Problem requirements:
Write out all the data below exactly.

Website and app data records
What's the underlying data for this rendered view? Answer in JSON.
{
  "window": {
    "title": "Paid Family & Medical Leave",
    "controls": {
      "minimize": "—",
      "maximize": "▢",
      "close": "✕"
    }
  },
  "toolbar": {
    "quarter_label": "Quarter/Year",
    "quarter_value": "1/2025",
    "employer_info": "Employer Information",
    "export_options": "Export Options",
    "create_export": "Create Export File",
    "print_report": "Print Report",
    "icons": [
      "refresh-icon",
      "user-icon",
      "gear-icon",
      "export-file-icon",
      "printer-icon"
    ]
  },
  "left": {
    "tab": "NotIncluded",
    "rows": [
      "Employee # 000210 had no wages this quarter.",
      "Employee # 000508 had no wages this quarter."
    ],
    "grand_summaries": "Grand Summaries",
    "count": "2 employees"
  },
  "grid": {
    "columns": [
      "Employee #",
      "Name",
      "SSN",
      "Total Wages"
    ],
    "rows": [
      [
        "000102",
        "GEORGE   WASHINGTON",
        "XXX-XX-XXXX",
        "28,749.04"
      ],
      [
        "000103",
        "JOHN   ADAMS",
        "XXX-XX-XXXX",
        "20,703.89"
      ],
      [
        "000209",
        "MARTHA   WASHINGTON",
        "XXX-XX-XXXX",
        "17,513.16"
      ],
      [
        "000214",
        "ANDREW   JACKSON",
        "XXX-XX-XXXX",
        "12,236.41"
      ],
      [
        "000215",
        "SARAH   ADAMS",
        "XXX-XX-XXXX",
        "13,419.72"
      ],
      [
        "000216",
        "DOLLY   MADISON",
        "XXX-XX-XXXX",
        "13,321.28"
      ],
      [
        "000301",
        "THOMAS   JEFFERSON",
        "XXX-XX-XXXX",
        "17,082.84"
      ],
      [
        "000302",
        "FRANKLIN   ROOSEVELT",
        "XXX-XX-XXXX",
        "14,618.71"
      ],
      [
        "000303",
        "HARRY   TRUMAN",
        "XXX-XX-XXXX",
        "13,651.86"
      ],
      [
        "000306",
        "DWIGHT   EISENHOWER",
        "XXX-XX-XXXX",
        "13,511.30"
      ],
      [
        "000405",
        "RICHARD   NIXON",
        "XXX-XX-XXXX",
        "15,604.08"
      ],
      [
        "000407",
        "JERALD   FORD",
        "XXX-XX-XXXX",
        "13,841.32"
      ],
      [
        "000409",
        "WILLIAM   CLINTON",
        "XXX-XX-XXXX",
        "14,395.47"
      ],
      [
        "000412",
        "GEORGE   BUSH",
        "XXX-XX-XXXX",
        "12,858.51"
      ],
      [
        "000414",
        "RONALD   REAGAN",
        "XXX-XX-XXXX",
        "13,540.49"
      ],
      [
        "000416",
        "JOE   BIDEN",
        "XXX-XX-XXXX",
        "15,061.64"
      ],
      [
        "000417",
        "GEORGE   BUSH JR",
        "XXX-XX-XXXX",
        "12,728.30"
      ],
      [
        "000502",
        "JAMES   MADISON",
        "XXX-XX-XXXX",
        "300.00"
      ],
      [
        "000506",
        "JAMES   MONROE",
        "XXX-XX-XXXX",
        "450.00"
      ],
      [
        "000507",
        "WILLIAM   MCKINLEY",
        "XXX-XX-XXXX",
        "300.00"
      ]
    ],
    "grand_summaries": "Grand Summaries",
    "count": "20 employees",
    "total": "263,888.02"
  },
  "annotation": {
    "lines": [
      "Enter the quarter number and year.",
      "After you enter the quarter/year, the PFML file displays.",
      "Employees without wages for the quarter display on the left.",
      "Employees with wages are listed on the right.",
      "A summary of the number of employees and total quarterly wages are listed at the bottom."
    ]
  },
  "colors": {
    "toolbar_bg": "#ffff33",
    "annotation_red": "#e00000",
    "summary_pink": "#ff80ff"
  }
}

Solved problem:
What's the underlying data for this rendered view? Answer in JSON.
{
  "window": {
    "title": "Paid Family & Medical Leave",
    "controls": {
      "minimize": "—",
      "maximize": "▢",
      "close": "✕"
    }
  },
  "toolbar": {
    "quarter_label": "Quarter/Year",
    "quarter_value": "1/2025",
    "employer_info": "Employer Information",
    "export_options": "Export Options",
    "create_export": "Create Export File",
    "print_report": "Print Report",
    "icons": [
      "refresh-icon",
      "user-icon",
      "gear-icon",
      "export-file-icon",
      "printer-icon"
    ]
  },
  "left": {
    "tab": "NotIncluded",
    "rows": [
      "Employee # 000210 had no wages this quarter.",
      "Employee # 000508 had no wages this quarter."
    ],
    "grand_summaries": "Grand Summaries",
    "count": "2 employees"
  },
  "grid": {
    "columns": [
      "Employee #",
      "Name",
      "SSN",
      "Total Wages"
    ],
    "rows": [
      [
        "000102",
        "GEORGE   WASHINGTON",
        "XXX-XX-XXXX",
        "28,749.04"
      ],
      [
        "000103",
        "JOHN   ADAMS",
        "XXX-XX-XXXX",
        "20,703.89"
      ],
      [
        "000209",
        "MARTHA   WASHINGTON",
        "XXX-XX-XXXX",
        "17,513.16"
      ],
      [
        "000214",
        "ANDREW   JACKSON",
        "XXX-XX-XXXX",
        "12,236.41"
      ],
      [
        "000215",
        "SARAH   ADAMS",
        "XXX-XX-XXXX",
        "13,419.72"
      ],
      [
        "000216",
        "DOLLY   MADISON",
        "XXX-XX-XXXX",
        "13,321.28"
      ],
      [
        "000301",
        "THOMAS   JEFFERSON",
        "XXX-XX-XXXX",
        "17,082.84"
      ],
      [
        "000302",
        "FRANKLIN   ROOSEVELT",
        "XXX-XX-XXXX",
        "14,618.71"
      ],
      [
        "000303",
        "HARRY   TRUMAN",
        "XXX-XX-XXXX",
        "13,651.86"
      ],
      [
        "000306",
        "DWIGHT   EISENHOWER",
        "XXX-XX-XXXX",
        "13,511.30"
      ],
      [
        "000405",
        "RICHARD   NIXON",
        "XXX-XX-XXXX",
        "15,604.08"
      ],
      [
        "000407",
        "JERALD   FORD",
        "XXX-XX-XXXX",
        "13,841.32"
      ],
      [
        "000409",
        "WILLIAM   CLINTON",
        "XXX-XX-XXXX",
        "14,395.47"
      ],
      [
        "000412",
        "GEORGE   BUSH",
        "XXX-XX-XXXX",
        "12,858.51"
      ],
      [
        "000414",
        "RONALD   REAGAN",
        "XXX-XX-XXXX",
        "13,540.49"
      ],
      [
        "000416",
        "JOE   BIDEN",
        "XXX-XX-XXXX",
        "15,061.64"
      ],
      [
        "000417",
        "GEORGE   BUSH JR",
        "XXX-XX-XXXX",
        "12,728.30"
      ],
      [
        "000502",
        "JAMES   MADISON",
        "XXX-XX-XXXX",
        "300.00"
      ],
      [
        "000506",
        "JAMES   MONROE",
        "XXX-XX-XXXX",
        "450.00"
      ],
      [
        "000507",
        "WILLIAM   MCKINLEY",
        "XXX-XX-XXXX",
        "300.00"
      ]
    ],
    "grand_summaries": "Grand Summaries",
    "count": "20 employees",
    "total": "263,888.02"
  },
  "annotation": {
    "lines": [
      "Enter the quarter number and year.",
      "After you enter the quarter/year, the PFML file displays.",
      "Employees without wages for the quarter display on the left.",
      "Employees with wages are listed on the right.",
      "A summary of the number of employees and total quarterly wages are listed at the bottom."
    ]
  },
  "colors": {
    "toolbar_bg": "#ffff33",
    "annotation_red": "#e00000",
    "summary_pink": "#ff80ff"
  }
}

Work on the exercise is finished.